Many yearbooks have been carefully preserved with the memories of days-gone-by cherished by all --- others are in lost boxes of things.  The award goes to the yearbooks located in the lawn mower storage building with the rakes and shovels.


Regardless, they all appear on my desk for some tender-loving-care before being cataloged and processed.


The earliest yearbooks for our area relate to Wells High School in Steubenville, around the turn of the 20th Century.


Yearbooks became more common in the 1920s as the new state law called the Bing Act of 1921 required that all children between the ages of 6-18 must attend school with exceptions for those working on farms.


The bigger change was the requirement that all school districts had to establish high school education for all students by 1935, or contract with typically a larger city having an academy or high school.


And so, with high schools came the yearbooks to document the students attending those schools, as well as the history of those schools and their communities, then covering townships.


I confess to reading a lot of donated yearbooks when handed to me for mending and conservation, and many are filled with fascinating historical information that is rich for our library’s collection.


The most recent donation of yearbooks included Mingo, Warren Consolidated, and Bergholz.


The Warren Consolidated School was established in 1929 and the yearbook says it was a merger of Warrenton, Warren Township, and Tiltonsville.


Like all the yearbooks, it contains photos of all of the high school students, featuring the seniors for that year, teachers and administrators, school activities, and local business sponsorships which are often helpful in locating business histories.


The 1939 edition has a listing of alumni back to 1927, which is helpful in locating ancestors in that area and is often included in earlier yearbooks.


Class poems, class history, sports, are also found in nearly every old yearbook.


The Bergholz High School yearbooks again contain school district history back to 1911, with addresses for alumni as they existed in 1938.

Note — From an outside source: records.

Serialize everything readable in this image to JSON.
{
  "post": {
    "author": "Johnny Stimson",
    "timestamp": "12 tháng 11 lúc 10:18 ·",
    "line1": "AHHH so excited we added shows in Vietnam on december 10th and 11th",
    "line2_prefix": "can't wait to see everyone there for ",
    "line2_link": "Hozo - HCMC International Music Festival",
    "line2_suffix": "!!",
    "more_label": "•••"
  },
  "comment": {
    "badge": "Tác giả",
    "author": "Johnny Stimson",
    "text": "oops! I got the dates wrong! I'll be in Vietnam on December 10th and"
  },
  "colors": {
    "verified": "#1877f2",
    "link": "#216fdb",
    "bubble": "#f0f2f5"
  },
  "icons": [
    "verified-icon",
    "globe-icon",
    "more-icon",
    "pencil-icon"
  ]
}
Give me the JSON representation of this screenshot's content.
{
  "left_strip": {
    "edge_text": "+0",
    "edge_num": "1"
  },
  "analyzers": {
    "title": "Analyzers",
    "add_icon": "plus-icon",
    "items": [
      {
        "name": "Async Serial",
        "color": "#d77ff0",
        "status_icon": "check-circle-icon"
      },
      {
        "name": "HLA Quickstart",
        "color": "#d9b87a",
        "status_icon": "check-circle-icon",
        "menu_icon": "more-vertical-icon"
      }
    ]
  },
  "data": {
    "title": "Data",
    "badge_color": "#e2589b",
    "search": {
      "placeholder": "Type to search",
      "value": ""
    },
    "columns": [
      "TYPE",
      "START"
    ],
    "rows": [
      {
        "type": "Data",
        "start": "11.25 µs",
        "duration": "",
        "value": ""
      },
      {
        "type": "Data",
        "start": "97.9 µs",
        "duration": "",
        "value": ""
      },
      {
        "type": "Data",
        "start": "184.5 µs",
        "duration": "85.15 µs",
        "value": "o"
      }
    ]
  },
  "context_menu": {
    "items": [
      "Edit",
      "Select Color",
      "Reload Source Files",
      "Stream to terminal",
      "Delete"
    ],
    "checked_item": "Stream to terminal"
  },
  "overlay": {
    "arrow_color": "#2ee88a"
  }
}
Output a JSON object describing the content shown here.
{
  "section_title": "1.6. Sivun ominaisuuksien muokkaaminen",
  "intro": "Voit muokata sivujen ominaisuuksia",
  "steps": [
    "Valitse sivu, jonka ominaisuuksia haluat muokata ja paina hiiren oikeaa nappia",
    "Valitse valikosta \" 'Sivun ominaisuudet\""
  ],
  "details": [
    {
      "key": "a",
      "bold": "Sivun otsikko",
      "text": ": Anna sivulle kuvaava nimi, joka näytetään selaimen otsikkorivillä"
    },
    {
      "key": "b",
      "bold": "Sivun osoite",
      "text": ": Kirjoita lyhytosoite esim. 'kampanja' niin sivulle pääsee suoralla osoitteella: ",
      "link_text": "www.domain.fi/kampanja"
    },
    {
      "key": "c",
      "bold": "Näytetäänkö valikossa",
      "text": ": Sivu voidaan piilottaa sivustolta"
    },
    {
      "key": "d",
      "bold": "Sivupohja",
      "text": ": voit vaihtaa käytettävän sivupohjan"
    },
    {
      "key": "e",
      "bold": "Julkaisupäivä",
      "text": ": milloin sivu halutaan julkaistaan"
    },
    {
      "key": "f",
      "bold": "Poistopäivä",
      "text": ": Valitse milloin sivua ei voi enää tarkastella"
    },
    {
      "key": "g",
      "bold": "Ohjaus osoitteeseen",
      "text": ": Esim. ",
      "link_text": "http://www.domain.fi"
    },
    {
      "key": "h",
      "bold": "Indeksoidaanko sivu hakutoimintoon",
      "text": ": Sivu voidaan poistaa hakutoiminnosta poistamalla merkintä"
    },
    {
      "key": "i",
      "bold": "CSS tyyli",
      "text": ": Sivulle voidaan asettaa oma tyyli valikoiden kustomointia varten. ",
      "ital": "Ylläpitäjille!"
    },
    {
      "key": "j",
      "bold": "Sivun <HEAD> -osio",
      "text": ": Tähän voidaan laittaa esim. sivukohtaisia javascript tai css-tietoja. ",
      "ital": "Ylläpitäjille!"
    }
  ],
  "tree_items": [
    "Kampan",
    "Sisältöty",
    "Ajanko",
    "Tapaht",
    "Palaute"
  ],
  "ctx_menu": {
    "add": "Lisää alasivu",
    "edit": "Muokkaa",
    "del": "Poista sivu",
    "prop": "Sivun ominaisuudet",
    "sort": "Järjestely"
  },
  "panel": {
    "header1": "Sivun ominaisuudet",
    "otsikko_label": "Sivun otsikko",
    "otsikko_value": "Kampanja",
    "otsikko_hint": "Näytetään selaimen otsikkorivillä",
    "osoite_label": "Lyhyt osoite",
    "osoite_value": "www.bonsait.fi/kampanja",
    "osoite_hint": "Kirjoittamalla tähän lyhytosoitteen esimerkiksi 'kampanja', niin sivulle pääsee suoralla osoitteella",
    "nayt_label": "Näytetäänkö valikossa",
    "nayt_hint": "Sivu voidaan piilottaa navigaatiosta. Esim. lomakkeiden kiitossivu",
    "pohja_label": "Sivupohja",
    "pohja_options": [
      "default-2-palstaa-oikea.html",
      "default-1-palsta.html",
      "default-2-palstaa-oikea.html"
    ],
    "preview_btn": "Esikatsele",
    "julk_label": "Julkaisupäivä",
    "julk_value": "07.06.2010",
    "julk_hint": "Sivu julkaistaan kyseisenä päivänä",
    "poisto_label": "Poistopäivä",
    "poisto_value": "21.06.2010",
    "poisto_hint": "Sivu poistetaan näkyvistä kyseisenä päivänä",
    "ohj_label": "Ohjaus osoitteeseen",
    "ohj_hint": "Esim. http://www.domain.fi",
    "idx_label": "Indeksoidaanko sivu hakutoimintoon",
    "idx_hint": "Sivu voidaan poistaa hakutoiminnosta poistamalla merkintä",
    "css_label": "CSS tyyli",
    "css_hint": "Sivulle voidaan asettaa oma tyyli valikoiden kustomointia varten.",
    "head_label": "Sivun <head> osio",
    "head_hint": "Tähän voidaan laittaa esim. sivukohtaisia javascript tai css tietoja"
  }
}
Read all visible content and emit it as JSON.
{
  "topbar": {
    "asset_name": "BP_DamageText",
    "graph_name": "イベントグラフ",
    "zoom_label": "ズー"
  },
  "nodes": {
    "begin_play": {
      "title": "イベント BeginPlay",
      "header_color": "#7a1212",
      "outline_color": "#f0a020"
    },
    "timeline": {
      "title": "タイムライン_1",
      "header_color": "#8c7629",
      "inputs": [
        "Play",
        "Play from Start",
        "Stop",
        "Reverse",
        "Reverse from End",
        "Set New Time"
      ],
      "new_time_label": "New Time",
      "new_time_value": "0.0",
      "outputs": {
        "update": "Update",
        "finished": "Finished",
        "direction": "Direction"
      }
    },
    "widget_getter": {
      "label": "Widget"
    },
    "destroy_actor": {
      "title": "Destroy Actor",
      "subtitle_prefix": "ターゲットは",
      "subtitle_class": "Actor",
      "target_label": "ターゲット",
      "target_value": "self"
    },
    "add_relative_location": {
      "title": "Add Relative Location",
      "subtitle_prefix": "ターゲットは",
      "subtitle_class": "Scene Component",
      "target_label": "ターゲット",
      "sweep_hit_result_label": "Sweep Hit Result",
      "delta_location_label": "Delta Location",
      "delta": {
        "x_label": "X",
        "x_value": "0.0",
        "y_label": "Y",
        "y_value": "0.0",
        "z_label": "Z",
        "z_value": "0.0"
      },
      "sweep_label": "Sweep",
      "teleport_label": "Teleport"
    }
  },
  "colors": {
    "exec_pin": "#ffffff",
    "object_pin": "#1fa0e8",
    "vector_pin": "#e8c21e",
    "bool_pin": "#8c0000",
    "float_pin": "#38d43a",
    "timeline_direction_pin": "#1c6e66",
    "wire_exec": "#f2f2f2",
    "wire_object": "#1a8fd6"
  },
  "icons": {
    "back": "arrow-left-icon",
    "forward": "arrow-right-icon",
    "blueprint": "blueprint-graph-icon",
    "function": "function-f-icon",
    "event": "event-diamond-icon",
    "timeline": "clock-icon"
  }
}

The three yearbooks that were donated also demonstrated three different printing companies that had developed to produce yearbooks of that era, and one had the signatures of every senior pictured in the yearbook.


Everyone’s signature in cursive style showed the teaching of that time period, something gone today.


The school bands had appeared in the smaller rural schools, as well as sports that didn’t exist before the consolidation of all of the schools of the township.


Several years ago I edited a volume of school newsletters of my father’s school district in southern Ohio which took place of a school yearbook.  His school could finally have a basketball team for the first time.


His district had the ultimate in consolidation --- the 4 one-room schoolhouses were hitched to teams of horses and moved to the backyard of the new central high school for the one-campus township school.


The eight Mingo yearbooks extended from 1948 into the 1990s and nearly every yearbook had local town history and photographs.


Many times librarians refer to school yearbooks for local history of the community where the high school was located.


So, if your kids have moved away, or grandma is gone and you find someone’s yearbook, remember the library might be able to use it --- and share it with everyone.